To assist you with these entries, Form 1099-B is sent to you by your broker. This statement includes crucial information about each investment sale you made during the year, such as the date of the sale and the amount you received for the sale.
Each sale needs to be categorized as a long-term or short-term capital gain or loss. The top portion of Schedule D is concerned with short-term, and the bottom portion, long-term.
If you have only simple sales of investments and assets, Schedule D is a breeze. However, there are several additional gains and losses that have their place on Schedule D too.
Lets go through each one separately to insure your Schedule D is complete:
In the short-term section, you are asked to supply short term gains from a list of forms - including Forms 6252, 4684, 6781, and 8824.
These are, respectively, forms for casualties and theft, installment sales, like-kind exchanges, and commodity straddles.

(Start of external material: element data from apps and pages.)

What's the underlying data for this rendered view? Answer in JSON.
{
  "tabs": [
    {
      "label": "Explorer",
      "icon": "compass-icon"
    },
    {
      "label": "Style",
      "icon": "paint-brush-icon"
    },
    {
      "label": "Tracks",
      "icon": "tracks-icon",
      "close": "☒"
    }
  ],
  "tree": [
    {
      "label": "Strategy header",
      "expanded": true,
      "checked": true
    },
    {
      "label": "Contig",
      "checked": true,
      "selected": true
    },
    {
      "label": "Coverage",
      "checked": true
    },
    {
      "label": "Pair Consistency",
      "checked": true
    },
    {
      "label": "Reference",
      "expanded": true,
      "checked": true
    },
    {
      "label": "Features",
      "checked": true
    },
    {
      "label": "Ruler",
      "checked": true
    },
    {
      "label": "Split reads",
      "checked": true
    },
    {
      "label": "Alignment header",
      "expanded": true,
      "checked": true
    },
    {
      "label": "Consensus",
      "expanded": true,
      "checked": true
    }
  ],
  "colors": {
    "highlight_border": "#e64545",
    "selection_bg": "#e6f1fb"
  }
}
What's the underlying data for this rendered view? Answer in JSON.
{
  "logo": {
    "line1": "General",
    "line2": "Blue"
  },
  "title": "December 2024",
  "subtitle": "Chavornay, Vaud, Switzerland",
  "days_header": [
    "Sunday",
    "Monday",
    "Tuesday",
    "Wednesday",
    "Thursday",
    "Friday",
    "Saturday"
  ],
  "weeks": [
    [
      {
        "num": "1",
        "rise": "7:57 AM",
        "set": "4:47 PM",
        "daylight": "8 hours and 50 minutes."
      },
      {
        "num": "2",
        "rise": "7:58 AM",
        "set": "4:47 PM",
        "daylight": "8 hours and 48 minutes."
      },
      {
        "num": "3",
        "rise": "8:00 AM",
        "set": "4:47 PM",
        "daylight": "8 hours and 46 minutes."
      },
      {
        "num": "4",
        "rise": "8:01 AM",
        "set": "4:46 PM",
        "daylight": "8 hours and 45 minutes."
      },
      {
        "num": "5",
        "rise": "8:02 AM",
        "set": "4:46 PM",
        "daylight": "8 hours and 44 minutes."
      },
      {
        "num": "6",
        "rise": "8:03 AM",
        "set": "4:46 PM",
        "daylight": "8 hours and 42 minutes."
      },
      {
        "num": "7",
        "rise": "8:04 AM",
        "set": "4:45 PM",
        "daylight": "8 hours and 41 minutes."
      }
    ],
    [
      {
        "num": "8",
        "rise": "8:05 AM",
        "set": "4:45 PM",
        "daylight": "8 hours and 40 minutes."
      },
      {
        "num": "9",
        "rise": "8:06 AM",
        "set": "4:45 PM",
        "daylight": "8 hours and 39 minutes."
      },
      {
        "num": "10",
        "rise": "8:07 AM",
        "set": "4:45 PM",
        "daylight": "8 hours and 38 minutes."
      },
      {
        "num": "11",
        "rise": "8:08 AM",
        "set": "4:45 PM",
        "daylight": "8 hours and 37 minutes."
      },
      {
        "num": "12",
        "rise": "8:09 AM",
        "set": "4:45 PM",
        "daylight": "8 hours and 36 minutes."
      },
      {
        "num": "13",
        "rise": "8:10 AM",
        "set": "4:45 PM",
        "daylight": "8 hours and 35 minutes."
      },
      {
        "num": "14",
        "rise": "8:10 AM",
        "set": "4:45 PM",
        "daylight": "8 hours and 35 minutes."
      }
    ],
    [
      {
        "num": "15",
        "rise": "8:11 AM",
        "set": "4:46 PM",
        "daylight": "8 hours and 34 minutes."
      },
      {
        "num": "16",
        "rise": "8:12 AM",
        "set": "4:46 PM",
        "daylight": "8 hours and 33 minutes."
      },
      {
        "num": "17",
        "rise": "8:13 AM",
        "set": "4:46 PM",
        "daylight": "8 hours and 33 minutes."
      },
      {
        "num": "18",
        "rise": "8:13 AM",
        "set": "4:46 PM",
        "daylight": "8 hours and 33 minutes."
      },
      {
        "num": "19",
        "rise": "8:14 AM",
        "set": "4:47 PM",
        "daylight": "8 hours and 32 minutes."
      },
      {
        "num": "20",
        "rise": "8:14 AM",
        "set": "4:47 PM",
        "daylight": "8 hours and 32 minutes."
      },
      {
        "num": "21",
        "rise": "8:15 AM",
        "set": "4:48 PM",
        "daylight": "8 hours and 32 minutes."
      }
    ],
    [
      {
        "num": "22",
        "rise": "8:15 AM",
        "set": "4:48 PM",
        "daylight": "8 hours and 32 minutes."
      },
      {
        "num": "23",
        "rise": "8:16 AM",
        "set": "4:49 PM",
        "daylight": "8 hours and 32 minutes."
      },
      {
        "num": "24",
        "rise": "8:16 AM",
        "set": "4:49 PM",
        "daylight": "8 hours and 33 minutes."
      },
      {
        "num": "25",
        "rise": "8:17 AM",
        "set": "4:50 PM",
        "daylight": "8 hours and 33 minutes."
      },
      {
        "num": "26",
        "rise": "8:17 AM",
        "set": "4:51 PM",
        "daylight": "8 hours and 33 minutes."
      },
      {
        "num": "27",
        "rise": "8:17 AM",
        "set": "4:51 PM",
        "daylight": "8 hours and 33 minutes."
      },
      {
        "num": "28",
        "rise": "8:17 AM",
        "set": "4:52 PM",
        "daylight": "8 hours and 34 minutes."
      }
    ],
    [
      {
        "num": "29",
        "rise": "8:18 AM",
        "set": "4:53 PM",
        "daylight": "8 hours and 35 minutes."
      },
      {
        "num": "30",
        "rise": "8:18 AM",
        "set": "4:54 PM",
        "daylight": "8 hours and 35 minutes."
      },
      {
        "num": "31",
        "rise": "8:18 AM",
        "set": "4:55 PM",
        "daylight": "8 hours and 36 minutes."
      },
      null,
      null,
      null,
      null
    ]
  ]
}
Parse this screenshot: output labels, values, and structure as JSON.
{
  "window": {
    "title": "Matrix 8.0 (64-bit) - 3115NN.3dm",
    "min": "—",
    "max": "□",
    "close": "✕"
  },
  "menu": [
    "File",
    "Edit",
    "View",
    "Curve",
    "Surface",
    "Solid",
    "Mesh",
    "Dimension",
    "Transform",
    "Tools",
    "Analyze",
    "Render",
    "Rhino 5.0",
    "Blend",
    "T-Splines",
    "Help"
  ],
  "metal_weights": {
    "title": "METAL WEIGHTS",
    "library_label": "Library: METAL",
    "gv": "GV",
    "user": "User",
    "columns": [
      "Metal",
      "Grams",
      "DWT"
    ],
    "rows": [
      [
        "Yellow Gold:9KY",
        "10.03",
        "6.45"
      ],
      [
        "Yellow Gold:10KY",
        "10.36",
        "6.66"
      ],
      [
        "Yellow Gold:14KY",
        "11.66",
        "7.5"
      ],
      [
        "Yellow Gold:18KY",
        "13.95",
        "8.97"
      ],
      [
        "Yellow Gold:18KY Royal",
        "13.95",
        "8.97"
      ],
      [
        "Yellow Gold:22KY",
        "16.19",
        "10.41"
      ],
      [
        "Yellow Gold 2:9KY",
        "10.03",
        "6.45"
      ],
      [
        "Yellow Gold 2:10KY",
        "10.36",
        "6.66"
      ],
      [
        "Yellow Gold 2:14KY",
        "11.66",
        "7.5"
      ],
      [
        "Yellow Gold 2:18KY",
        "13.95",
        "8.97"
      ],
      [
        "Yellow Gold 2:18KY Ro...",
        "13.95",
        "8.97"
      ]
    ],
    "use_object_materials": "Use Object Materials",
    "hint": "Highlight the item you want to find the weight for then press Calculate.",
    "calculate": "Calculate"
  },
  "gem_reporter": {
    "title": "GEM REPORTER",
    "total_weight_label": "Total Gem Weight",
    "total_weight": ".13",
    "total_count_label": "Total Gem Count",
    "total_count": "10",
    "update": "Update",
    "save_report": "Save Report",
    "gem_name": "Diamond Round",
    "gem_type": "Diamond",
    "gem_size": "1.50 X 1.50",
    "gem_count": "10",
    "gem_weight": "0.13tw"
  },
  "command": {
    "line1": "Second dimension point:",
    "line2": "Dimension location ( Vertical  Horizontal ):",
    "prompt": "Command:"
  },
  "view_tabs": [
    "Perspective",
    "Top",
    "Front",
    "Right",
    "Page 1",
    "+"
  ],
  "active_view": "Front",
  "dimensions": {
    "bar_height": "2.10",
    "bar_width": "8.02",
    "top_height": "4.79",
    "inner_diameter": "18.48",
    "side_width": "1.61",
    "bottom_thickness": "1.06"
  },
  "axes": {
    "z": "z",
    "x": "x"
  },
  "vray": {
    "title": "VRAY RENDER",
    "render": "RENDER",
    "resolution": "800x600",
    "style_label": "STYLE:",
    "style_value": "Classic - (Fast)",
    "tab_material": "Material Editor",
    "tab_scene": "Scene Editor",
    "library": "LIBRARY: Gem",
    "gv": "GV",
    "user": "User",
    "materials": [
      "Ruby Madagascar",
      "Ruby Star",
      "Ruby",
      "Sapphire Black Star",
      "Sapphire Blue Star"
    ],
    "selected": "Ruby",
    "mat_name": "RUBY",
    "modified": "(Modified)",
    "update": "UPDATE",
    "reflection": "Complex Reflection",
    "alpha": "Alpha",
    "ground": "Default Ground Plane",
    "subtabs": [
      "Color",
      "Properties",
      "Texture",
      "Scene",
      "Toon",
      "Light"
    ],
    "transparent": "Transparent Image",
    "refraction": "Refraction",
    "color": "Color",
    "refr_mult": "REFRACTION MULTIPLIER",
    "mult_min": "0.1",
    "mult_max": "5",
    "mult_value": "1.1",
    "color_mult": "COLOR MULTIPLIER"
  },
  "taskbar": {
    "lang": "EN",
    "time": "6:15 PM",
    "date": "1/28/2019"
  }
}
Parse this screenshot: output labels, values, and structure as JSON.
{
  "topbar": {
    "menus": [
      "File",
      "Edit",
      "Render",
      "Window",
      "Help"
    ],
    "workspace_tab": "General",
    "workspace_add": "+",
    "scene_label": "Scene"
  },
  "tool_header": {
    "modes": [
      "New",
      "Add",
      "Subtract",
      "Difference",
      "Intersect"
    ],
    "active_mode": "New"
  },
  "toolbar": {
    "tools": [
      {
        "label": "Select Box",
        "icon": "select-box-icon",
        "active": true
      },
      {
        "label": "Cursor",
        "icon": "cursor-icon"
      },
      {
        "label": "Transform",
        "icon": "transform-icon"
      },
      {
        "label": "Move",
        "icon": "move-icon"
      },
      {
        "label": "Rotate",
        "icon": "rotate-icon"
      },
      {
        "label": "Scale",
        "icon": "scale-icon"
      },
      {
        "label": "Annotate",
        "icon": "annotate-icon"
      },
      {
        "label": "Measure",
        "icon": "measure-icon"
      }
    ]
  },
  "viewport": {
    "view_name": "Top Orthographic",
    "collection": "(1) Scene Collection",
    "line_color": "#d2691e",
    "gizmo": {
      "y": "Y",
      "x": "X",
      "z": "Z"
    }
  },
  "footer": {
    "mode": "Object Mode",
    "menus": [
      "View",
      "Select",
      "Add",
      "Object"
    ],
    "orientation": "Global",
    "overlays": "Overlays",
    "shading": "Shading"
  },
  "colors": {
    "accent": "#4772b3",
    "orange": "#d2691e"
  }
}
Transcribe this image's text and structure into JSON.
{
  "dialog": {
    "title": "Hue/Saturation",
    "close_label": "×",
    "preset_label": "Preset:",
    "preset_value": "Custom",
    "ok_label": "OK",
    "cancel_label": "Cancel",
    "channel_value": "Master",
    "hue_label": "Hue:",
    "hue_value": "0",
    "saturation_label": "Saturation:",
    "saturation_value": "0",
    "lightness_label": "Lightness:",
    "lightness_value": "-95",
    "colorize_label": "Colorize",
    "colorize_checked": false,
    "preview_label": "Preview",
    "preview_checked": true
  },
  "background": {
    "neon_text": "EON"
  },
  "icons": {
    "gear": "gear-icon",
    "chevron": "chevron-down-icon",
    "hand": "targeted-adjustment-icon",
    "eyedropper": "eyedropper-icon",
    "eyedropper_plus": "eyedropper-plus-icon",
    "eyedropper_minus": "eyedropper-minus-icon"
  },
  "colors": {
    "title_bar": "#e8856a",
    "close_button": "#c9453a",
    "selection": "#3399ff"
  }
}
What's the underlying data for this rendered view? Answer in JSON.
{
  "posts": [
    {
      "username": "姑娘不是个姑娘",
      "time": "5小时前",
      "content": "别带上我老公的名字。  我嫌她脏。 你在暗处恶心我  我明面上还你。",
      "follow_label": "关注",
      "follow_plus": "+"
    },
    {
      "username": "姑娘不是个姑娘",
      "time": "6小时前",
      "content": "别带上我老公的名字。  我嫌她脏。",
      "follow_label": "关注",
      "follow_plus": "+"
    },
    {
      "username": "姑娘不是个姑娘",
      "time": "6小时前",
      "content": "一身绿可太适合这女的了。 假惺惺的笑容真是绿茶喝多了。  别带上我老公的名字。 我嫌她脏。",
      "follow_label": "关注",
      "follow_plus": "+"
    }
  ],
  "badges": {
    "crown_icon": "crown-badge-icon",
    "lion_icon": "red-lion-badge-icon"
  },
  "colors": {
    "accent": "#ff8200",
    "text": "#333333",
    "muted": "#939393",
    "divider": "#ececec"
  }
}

Following these are entries for S corporations, estates and trusts.
Note: these types sales are beyond the scope of this course. If you have sales of this kind, we highly recommend that you talk to a tax advisor to assist you with your Schedule D.
As long as your capital gain claims are relatively simple, there is no reason why you shouldn't be able to prepare your own return. If you doubt that you can do the job, try it for free, and see how it goes.
H&R Block offers so much help in its Premium version, that you will most likely be able to finish your own return and file electronically, potentially saving you thousands of dollars. Try it now.
Short-term capital loss carryover along with long-term capital loss carryover are also entered on your Schedule D.
What does that mean?
As a rule, you can only claim $1,500 ($3,000 if married filing jointly) in net capital loss each year. However, the IRS allows you to carryover any amount above the maximum to the following tax year.
Consult last year's tax return to determine if your loss was more than the $1,500/$3,000 maximum. If it was, then enter the short-term and/or long-term capital loss amount you were unable to claim last year onto this year's Schedule D.
Under the long term capital gains sections, you are also asked to enter undistributed capital gains. This includes the amount of revenue any mutual fund you own earned but was retained by your investment company to be reinvested.
On Form 2439, the amount of undistributed capital gain will be recorded along with the taxes your investment company paid on behalf of you. Enter the gains on your Schedule D and the taxes on your 1040 in the payments section.
Next: more about Schedule D - reporting the sale of real estate and business property.
You can get more information about capital gains taxes directly from the IRS, in the form of IRS Publication 550.
If you file a paper return, you will also have to fill out Schedule D and possibly Schedule D-1. If you file electronically, all this will be taken care of for you automatically.